PROBLEM
Please copy out the records that follow exactly as they stand.
# # # #
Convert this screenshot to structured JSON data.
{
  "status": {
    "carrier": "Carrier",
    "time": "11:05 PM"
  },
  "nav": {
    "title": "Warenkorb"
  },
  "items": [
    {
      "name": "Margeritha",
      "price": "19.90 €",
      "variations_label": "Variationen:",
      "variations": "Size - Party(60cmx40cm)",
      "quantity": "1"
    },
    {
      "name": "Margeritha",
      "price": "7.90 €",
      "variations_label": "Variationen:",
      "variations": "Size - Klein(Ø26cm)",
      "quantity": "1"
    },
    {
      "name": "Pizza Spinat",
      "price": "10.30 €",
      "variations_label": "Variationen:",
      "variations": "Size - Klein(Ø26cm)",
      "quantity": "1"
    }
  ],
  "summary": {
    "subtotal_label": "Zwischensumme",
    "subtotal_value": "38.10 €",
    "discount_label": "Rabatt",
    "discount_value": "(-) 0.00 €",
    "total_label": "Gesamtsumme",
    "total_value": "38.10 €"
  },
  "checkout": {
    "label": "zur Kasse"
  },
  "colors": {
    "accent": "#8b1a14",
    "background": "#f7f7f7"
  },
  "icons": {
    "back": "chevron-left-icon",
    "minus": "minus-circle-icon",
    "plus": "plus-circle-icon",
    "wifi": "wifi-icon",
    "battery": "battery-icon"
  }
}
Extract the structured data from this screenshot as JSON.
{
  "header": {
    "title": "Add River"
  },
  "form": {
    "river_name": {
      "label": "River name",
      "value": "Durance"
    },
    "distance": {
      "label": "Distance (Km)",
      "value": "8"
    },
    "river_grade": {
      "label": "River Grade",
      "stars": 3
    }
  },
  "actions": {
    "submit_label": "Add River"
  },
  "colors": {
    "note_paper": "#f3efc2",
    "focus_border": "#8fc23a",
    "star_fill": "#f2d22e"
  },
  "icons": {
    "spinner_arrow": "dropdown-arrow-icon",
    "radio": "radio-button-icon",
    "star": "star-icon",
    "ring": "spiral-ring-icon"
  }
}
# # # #
WRITTEN ANSWER
Convert this screenshot to structured JSON data.
{
  "status": {
    "carrier": "Carrier",
    "time": "11:05 PM"
  },
  "nav": {
    "title": "Warenkorb"
  },
  "items": [
    {
      "name": "Margeritha",
      "price": "19.90 €",
      "variations_label": "Variationen:",
      "variations": "Size - Party(60cmx40cm)",
      "quantity": "1"
    },
    {
      "name": "Margeritha",
      "price": "7.90 €",
      "variations_label": "Variationen:",
      "variations": "Size - Klein(Ø26cm)",
      "quantity": "1"
    },
    {
      "name": "Pizza Spinat",
      "price": "10.30 €",
      "variations_label": "Variationen:",
      "variations": "Size - Klein(Ø26cm)",
      "quantity": "1"
    }
  ],
  "summary": {
    "subtotal_label": "Zwischensumme",
    "subtotal_value": "38.10 €",
    "discount_label": "Rabatt",
    "discount_value": "(-) 0.00 €",
    "total_label": "Gesamtsumme",
    "total_value": "38.10 €"
  },
  "checkout": {
    "label": "zur Kasse"
  },
  "colors": {
    "accent": "#8b1a14",
    "background": "#f7f7f7"
  },
  "icons": {
    "back": "chevron-left-icon",
    "minus": "minus-circle-icon",
    "plus": "plus-circle-icon",
    "wifi": "wifi-icon",
    "battery": "battery-icon"
  }
}
Extract the structured data from this screenshot as JSON.
{
  "header": {
    "title": "Add River"
  },
  "form": {
    "river_name": {
      "label": "River name",
      "value": "Durance"
    },
    "distance": {
      "label": "Distance (Km)",
      "value": "8"
    },
    "river_grade": {
      "label": "River Grade",
      "stars": 3
    }
  },
  "actions": {
    "submit_label": "Add River"
  },
  "colors": {
    "note_paper": "#f3efc2",
    "focus_border": "#8fc23a",
    "star_fill": "#f2d22e"
  },
  "icons": {
    "spinner_arrow": "dropdown-arrow-icon",
    "radio": "radio-button-icon",
    "star": "star-icon",
    "ring": "spiral-ring-icon"
  }
}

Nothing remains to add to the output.